*** RECORDS PROVIDED Section Begins ***

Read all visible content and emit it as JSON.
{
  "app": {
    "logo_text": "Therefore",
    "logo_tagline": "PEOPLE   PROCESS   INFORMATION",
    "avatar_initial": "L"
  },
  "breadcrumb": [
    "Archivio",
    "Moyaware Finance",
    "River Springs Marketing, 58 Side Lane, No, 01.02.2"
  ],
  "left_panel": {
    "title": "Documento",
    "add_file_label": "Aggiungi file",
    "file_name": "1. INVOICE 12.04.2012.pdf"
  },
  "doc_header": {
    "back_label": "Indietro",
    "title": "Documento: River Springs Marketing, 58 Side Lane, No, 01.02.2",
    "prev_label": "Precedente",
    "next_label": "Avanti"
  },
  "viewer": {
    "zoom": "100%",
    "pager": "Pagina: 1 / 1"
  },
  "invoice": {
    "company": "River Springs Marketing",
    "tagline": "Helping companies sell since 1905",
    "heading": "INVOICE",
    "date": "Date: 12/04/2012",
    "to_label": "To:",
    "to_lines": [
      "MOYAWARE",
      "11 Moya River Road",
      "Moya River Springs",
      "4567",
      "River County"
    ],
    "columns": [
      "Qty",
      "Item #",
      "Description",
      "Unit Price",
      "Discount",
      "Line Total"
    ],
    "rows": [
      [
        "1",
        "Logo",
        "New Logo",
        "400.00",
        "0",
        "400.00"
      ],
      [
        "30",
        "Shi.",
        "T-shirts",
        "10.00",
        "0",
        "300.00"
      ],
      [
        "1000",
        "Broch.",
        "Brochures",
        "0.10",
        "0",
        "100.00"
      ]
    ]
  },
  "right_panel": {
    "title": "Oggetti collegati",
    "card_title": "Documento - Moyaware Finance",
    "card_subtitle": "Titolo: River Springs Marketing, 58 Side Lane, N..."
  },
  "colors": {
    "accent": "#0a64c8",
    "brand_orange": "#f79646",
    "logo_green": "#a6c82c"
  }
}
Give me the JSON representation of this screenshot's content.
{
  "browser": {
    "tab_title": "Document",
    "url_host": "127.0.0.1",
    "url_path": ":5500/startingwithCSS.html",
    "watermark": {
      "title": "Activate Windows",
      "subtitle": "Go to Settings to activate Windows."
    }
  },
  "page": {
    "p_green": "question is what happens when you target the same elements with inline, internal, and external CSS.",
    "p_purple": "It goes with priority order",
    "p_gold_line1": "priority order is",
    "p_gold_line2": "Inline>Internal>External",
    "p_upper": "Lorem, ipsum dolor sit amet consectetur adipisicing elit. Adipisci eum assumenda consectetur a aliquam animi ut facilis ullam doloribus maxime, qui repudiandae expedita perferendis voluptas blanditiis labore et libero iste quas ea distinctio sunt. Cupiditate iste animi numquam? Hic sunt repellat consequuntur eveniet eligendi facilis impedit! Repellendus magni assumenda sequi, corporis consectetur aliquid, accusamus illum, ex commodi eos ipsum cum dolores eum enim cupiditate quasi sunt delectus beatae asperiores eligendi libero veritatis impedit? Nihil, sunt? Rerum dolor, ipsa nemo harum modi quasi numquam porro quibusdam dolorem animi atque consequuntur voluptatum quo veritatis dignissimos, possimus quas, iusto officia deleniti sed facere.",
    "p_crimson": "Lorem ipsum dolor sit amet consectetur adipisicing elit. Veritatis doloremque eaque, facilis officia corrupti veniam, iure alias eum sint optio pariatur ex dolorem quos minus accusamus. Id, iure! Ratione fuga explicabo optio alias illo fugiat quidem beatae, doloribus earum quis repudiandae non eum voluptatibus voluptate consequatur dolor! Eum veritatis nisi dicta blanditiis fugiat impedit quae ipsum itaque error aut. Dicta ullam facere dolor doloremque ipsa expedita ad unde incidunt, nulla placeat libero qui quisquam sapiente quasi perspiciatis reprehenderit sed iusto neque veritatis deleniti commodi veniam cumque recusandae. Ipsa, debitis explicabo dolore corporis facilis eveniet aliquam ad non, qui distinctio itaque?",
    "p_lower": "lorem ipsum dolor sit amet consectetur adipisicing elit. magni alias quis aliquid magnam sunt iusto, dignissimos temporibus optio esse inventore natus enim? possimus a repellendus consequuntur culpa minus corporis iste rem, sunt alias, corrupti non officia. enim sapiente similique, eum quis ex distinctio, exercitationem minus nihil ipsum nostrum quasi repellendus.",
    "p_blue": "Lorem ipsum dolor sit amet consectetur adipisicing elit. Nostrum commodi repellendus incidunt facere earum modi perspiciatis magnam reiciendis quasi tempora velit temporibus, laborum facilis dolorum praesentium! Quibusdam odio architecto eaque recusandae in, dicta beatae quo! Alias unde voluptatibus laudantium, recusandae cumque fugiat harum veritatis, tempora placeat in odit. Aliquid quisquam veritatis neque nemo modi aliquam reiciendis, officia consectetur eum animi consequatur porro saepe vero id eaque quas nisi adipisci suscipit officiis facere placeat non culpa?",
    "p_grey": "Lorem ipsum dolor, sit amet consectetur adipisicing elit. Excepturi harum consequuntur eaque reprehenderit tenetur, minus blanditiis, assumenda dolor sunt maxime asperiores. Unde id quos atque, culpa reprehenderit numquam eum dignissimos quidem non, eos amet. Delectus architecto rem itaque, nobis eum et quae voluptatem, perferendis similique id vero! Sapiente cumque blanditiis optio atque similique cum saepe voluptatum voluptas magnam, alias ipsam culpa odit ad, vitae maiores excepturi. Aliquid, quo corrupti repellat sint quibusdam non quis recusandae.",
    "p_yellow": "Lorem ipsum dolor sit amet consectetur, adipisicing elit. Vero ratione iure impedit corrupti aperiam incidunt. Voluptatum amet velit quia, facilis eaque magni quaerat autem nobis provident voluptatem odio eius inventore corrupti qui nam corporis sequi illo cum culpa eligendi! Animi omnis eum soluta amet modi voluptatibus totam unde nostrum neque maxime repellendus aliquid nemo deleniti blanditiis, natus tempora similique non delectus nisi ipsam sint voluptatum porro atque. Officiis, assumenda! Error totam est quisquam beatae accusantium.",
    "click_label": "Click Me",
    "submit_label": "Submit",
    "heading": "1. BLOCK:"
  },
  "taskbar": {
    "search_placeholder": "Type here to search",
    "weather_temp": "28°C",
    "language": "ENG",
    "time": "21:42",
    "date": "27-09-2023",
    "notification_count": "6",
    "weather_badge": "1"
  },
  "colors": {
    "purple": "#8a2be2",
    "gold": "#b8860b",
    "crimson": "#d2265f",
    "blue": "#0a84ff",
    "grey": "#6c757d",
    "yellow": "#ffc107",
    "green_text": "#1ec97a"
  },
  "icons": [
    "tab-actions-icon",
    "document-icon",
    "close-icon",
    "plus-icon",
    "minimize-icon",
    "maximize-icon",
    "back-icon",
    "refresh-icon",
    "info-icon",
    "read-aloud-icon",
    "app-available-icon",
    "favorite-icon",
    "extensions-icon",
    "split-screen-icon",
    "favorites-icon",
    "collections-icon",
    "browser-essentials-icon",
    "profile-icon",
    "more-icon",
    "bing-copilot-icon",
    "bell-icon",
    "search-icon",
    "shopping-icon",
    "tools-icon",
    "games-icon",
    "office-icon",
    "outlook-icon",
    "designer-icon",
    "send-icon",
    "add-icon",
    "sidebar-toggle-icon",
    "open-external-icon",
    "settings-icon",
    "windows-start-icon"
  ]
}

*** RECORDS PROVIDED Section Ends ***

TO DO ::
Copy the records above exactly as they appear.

SOLUTION ::
Read all visible content and emit it as JSON.
{
  "app": {
    "logo_text": "Therefore",
    "logo_tagline": "PEOPLE   PROCESS   INFORMATION",
    "avatar_initial": "L"
  },
  "breadcrumb": [
    "Archivio",
    "Moyaware Finance",
    "River Springs Marketing, 58 Side Lane, No, 01.02.2"
  ],
  "left_panel": {
    "title": "Documento",
    "add_file_label": "Aggiungi file",
    "file_name": "1. INVOICE 12.04.2012.pdf"
  },
  "doc_header": {
    "back_label": "Indietro",
    "title": "Documento: River Springs Marketing, 58 Side Lane, No, 01.02.2",
    "prev_label": "Precedente",
    "next_label": "Avanti"
  },
  "viewer": {
    "zoom": "100%",
    "pager": "Pagina: 1 / 1"
  },
  "invoice": {
    "company": "River Springs Marketing",
    "tagline": "Helping companies sell since 1905",
    "heading": "INVOICE",
    "date": "Date: 12/04/2012",
    "to_label": "To:",
    "to_lines": [
      "MOYAWARE",
      "11 Moya River Road",
      "Moya River Springs",
      "4567",
      "River County"
    ],
    "columns": [
      "Qty",
      "Item #",
      "Description",
      "Unit Price",
      "Discount",
      "Line Total"
    ],
    "rows": [
      [
        "1",
        "Logo",
        "New Logo",
        "400.00",
        "0",
        "400.00"
      ],
      [
        "30",
        "Shi.",
        "T-shirts",
        "10.00",
        "0",
        "300.00"
      ],
      [
        "1000",
        "Broch.",
        "Brochures",
        "0.10",
        "0",
        "100.00"
      ]
    ]
  },
  "right_panel": {
    "title": "Oggetti collegati",
    "card_title": "Documento - Moyaware Finance",
    "card_subtitle": "Titolo: River Springs Marketing, 58 Side Lane, N..."
  },
  "colors": {
    "accent": "#0a64c8",
    "brand_orange": "#f79646",
    "logo_green": "#a6c82c"
  }
}
Give me the JSON representation of this screenshot's content.
{
  "browser": {
    "tab_title": "Document",
    "url_host": "127.0.0.1",
    "url_path": ":5500/startingwithCSS.html",
    "watermark": {
      "title": "Activate Windows",
      "subtitle": "Go to Settings to activate Windows."
    }
  },
  "page": {
    "p_green": "question is what happens when you target the same elements with inline, internal, and external CSS.",
    "p_purple": "It goes with priority order",
    "p_gold_line1": "priority order is",
    "p_gold_line2": "Inline>Internal>External",
    "p_upper": "Lorem, ipsum dolor sit amet consectetur adipisicing elit. Adipisci eum assumenda consectetur a aliquam animi ut facilis ullam doloribus maxime, qui repudiandae expedita perferendis voluptas blanditiis labore et libero iste quas ea distinctio sunt. Cupiditate iste animi numquam? Hic sunt repellat consequuntur eveniet eligendi facilis impedit! Repellendus magni assumenda sequi, corporis consectetur aliquid, accusamus illum, ex commodi eos ipsum cum dolores eum enim cupiditate quasi sunt delectus beatae asperiores eligendi libero veritatis impedit? Nihil, sunt? Rerum dolor, ipsa nemo harum modi quasi numquam porro quibusdam dolorem animi atque consequuntur voluptatum quo veritatis dignissimos, possimus quas, iusto officia deleniti sed facere.",
    "p_crimson": "Lorem ipsum dolor sit amet consectetur adipisicing elit. Veritatis doloremque eaque, facilis officia corrupti veniam, iure alias eum sint optio pariatur ex dolorem quos minus accusamus. Id, iure! Ratione fuga explicabo optio alias illo fugiat quidem beatae, doloribus earum quis repudiandae non eum voluptatibus voluptate consequatur dolor! Eum veritatis nisi dicta blanditiis fugiat impedit quae ipsum itaque error aut. Dicta ullam facere dolor doloremque ipsa expedita ad unde incidunt, nulla placeat libero qui quisquam sapiente quasi perspiciatis reprehenderit sed iusto neque veritatis deleniti commodi veniam cumque recusandae. Ipsa, debitis explicabo dolore corporis facilis eveniet aliquam ad non, qui distinctio itaque?",
    "p_lower": "lorem ipsum dolor sit amet consectetur adipisicing elit. magni alias quis aliquid magnam sunt iusto, dignissimos temporibus optio esse inventore natus enim? possimus a repellendus consequuntur culpa minus corporis iste rem, sunt alias, corrupti non officia. enim sapiente similique, eum quis ex distinctio, exercitationem minus nihil ipsum nostrum quasi repellendus.",
    "p_blue": "Lorem ipsum dolor sit amet consectetur adipisicing elit. Nostrum commodi repellendus incidunt facere earum modi perspiciatis magnam reiciendis quasi tempora velit temporibus, laborum facilis dolorum praesentium! Quibusdam odio architecto eaque recusandae in, dicta beatae quo! Alias unde voluptatibus laudantium, recusandae cumque fugiat harum veritatis, tempora placeat in odit. Aliquid quisquam veritatis neque nemo modi aliquam reiciendis, officia consectetur eum animi consequatur porro saepe vero id eaque quas nisi adipisci suscipit officiis facere placeat non culpa?",
    "p_grey": "Lorem ipsum dolor, sit amet consectetur adipisicing elit. Excepturi harum consequuntur eaque reprehenderit tenetur, minus blanditiis, assumenda dolor sunt maxime asperiores. Unde id quos atque, culpa reprehenderit numquam eum dignissimos quidem non, eos amet. Delectus architecto rem itaque, nobis eum et quae voluptatem, perferendis similique id vero! Sapiente cumque blanditiis optio atque similique cum saepe voluptatum voluptas magnam, alias ipsam culpa odit ad, vitae maiores excepturi. Aliquid, quo corrupti repellat sint quibusdam non quis recusandae.",
    "p_yellow": "Lorem ipsum dolor sit amet consectetur, adipisicing elit. Vero ratione iure impedit corrupti aperiam incidunt. Voluptatum amet velit quia, facilis eaque magni quaerat autem nobis provident voluptatem odio eius inventore corrupti qui nam corporis sequi illo cum culpa eligendi! Animi omnis eum soluta amet modi voluptatibus totam unde nostrum neque maxime repellendus aliquid nemo deleniti blanditiis, natus tempora similique non delectus nisi ipsam sint voluptatum porro atque. Officiis, assumenda! Error totam est quisquam beatae accusantium.",
    "click_label": "Click Me",
    "submit_label": "Submit",
    "heading": "1. BLOCK:"
  },
  "taskbar": {
    "search_placeholder": "Type here to search",
    "weather_temp": "28°C",
    "language": "ENG",
    "time": "21:42",
    "date": "27-09-2023",
    "notification_count": "6",
    "weather_badge": "1"
  },
  "colors": {
    "purple": "#8a2be2",
    "gold": "#b8860b",
    "crimson": "#d2265f",
    "blue": "#0a84ff",
    "grey": "#6c757d",
    "yellow": "#ffc107",
    "green_text": "#1ec97a"
  },
  "icons": [
    "tab-actions-icon",
    "document-icon",
    "close-icon",
    "plus-icon",
    "minimize-icon",
    "maximize-icon",
    "back-icon",
    "refresh-icon",
    "info-icon",
    "read-aloud-icon",
    "app-available-icon",
    "favorite-icon",
    "extensions-icon",
    "split-screen-icon",
    "favorites-icon",
    "collections-icon",
    "browser-essentials-icon",
    "profile-icon",
    "more-icon",
    "bing-copilot-icon",
    "bell-icon",
    "search-icon",
    "shopping-icon",
    "tools-icon",
    "games-icon",
    "office-icon",
    "outlook-icon",
    "designer-icon",
    "send-icon",
    "add-icon",
    "sidebar-toggle-icon",
    "open-external-icon",
    "settings-icon",
    "windows-start-icon"
  ]
}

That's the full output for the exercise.